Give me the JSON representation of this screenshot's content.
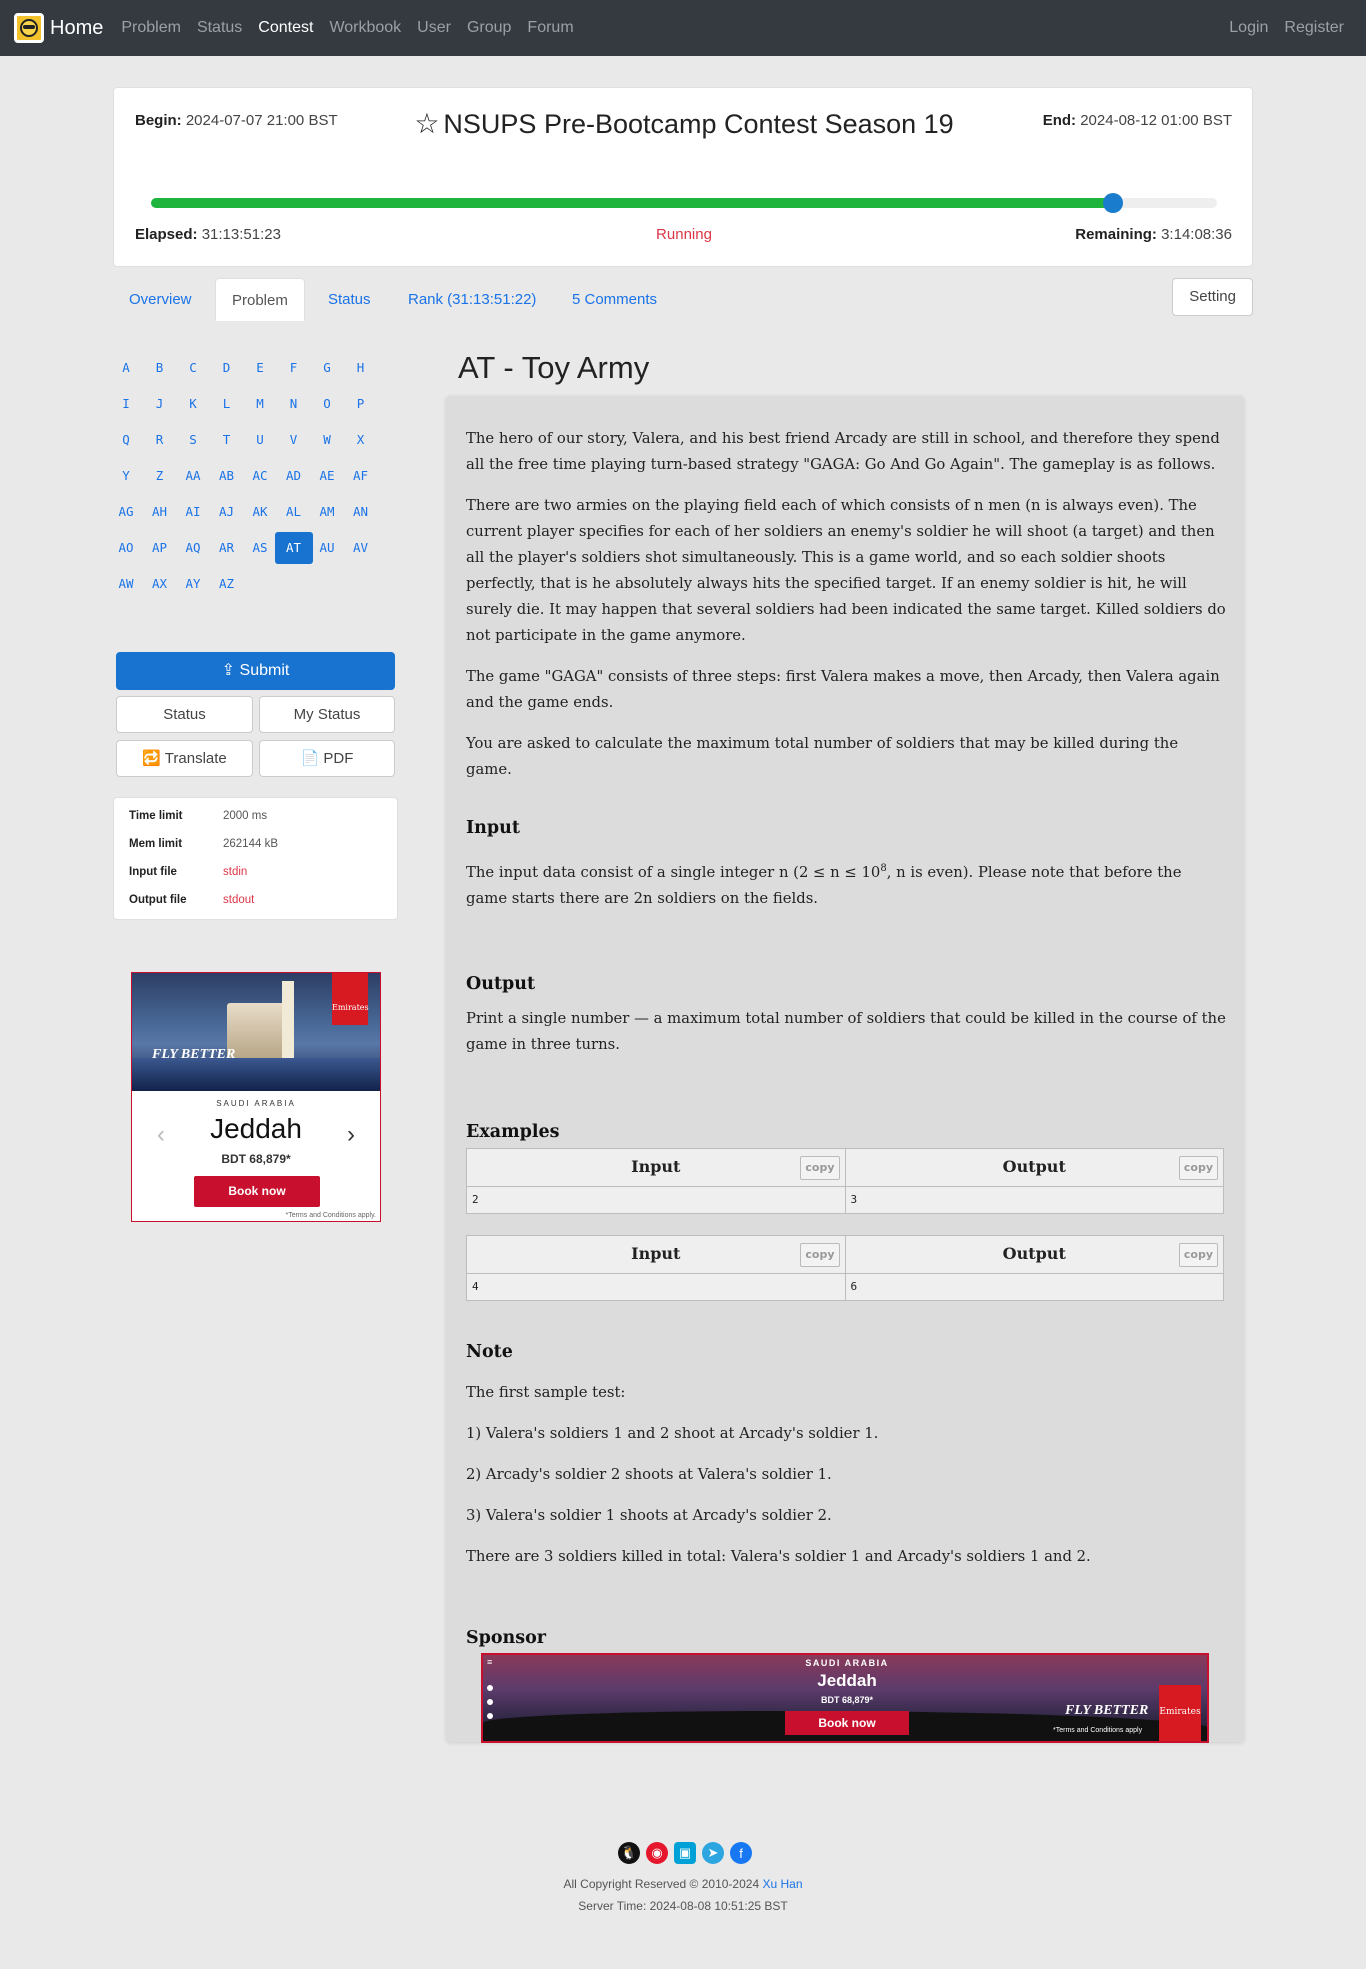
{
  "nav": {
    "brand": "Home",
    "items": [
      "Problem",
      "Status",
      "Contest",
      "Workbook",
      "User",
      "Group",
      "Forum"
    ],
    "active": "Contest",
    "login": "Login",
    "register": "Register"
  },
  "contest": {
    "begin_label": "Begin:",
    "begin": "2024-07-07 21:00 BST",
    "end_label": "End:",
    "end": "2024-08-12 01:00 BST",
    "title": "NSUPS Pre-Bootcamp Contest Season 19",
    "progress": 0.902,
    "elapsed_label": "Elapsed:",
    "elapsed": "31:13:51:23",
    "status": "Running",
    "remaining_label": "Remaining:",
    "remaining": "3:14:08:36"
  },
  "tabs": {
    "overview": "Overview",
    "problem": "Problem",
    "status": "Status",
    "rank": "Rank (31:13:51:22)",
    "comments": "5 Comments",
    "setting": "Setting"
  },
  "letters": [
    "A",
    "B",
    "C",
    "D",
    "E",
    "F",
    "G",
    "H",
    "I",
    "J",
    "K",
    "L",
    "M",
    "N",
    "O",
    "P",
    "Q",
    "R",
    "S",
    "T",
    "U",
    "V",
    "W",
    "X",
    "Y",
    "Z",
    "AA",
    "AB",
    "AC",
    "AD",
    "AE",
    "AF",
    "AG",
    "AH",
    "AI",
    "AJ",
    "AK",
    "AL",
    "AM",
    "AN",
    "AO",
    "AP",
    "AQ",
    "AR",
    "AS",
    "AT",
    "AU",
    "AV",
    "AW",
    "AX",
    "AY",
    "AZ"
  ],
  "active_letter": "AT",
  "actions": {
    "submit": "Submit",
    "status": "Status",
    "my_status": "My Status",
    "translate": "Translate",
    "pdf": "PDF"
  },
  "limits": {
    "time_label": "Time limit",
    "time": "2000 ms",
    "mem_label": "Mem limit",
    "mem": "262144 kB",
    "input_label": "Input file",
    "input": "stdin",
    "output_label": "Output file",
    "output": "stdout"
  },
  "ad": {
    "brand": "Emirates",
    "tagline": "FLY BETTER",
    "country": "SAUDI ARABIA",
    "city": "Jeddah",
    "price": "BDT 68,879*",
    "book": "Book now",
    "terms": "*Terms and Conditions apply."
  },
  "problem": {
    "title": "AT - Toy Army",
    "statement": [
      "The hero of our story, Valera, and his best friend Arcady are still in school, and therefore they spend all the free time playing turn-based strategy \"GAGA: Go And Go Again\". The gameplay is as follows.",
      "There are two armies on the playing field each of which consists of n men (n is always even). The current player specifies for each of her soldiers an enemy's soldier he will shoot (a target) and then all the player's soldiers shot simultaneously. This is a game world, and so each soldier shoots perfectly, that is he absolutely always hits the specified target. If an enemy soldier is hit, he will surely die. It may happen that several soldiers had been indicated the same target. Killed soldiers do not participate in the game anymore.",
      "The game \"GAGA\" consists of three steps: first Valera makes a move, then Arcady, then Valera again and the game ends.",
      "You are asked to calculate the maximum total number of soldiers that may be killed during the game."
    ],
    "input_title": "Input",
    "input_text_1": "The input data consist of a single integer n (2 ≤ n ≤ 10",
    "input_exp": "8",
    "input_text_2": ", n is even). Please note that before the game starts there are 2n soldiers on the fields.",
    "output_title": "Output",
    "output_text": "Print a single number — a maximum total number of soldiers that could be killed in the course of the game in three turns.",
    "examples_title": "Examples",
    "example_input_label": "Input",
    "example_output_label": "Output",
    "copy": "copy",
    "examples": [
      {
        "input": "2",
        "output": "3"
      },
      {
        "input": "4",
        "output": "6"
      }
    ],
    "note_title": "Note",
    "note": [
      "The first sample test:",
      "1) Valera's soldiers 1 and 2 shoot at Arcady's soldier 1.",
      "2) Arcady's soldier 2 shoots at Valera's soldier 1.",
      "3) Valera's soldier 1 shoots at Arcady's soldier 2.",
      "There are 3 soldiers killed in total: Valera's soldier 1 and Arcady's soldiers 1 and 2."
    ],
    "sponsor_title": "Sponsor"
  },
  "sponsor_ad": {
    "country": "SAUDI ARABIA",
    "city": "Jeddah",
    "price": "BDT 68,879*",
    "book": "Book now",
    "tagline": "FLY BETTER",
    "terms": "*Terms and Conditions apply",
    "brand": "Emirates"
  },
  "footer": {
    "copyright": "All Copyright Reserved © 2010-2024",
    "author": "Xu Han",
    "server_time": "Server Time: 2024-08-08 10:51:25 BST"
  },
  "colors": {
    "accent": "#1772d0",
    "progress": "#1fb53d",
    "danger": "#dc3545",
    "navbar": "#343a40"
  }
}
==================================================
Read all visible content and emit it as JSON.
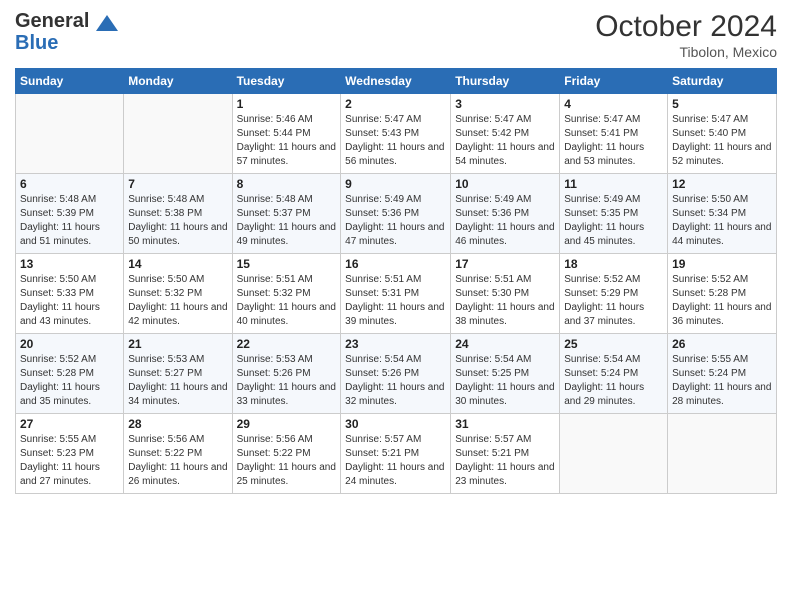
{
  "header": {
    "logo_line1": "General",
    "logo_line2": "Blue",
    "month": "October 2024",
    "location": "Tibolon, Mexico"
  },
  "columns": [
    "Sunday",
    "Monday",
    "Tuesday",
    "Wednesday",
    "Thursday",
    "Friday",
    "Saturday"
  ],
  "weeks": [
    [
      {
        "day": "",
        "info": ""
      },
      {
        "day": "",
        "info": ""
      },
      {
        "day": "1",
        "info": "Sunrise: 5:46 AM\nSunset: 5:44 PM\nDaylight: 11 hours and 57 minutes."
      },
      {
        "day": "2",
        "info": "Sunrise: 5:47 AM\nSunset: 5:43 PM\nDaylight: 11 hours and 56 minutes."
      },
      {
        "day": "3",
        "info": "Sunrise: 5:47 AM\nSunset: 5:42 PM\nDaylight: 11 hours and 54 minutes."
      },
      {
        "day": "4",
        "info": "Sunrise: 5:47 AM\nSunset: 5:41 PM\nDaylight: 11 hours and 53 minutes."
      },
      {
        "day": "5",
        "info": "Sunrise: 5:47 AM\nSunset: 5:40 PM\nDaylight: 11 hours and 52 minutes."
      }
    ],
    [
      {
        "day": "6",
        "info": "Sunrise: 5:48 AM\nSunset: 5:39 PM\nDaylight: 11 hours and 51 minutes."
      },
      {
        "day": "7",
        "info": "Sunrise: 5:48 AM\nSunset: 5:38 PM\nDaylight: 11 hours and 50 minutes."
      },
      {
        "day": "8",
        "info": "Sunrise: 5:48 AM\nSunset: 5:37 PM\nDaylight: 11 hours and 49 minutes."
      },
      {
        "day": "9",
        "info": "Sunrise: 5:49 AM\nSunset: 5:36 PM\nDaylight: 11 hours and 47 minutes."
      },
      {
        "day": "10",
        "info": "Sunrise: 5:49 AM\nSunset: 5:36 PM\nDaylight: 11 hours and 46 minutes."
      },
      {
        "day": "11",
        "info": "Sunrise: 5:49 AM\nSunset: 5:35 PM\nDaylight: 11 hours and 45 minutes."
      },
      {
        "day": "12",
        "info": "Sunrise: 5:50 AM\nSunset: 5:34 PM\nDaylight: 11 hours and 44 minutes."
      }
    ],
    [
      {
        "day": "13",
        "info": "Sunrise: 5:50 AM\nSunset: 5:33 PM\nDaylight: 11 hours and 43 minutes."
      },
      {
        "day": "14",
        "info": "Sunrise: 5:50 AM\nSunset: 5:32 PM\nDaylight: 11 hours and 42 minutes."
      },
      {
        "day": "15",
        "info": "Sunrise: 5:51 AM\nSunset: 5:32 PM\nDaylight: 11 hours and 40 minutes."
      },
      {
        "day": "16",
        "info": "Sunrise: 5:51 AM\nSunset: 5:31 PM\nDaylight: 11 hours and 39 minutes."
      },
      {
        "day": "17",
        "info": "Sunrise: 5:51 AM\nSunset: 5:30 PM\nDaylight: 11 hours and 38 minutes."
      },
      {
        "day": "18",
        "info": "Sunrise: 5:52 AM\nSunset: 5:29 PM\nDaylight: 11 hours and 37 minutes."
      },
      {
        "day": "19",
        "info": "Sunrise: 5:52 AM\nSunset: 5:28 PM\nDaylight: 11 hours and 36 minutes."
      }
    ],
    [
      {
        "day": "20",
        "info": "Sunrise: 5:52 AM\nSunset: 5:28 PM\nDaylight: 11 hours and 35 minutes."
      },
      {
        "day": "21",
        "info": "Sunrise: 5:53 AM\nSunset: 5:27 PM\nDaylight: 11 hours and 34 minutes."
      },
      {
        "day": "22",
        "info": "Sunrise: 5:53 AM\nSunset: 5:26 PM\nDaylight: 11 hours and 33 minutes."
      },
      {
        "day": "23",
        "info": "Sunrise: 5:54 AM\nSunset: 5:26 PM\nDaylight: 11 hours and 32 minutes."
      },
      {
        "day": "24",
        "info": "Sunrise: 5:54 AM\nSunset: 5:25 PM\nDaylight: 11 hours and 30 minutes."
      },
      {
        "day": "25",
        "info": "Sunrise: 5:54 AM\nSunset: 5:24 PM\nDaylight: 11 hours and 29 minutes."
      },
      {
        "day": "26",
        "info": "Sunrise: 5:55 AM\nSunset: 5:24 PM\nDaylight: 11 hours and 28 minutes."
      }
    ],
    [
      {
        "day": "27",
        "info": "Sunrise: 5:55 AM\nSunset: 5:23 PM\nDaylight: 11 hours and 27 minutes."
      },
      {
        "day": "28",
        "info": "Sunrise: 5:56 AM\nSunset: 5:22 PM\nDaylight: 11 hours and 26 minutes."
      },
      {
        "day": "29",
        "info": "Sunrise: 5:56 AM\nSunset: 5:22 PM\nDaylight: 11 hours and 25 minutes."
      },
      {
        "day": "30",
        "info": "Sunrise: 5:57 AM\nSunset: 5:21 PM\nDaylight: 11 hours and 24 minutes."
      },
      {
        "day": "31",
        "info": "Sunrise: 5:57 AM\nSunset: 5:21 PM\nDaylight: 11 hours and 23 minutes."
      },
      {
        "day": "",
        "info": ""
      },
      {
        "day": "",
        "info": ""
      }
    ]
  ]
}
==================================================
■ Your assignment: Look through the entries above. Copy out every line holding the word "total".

■ Response for this exercise:
      "You are asked to calculate the maximum total number of soldiers that may be killed during the game."
    "output_text": "Print a single number — a maximum total number of soldiers that could be killed in the course of the game in three turns.",
      "There are 3 soldiers killed in total: Valera's soldier 1 and Arcady's soldiers 1 and 2."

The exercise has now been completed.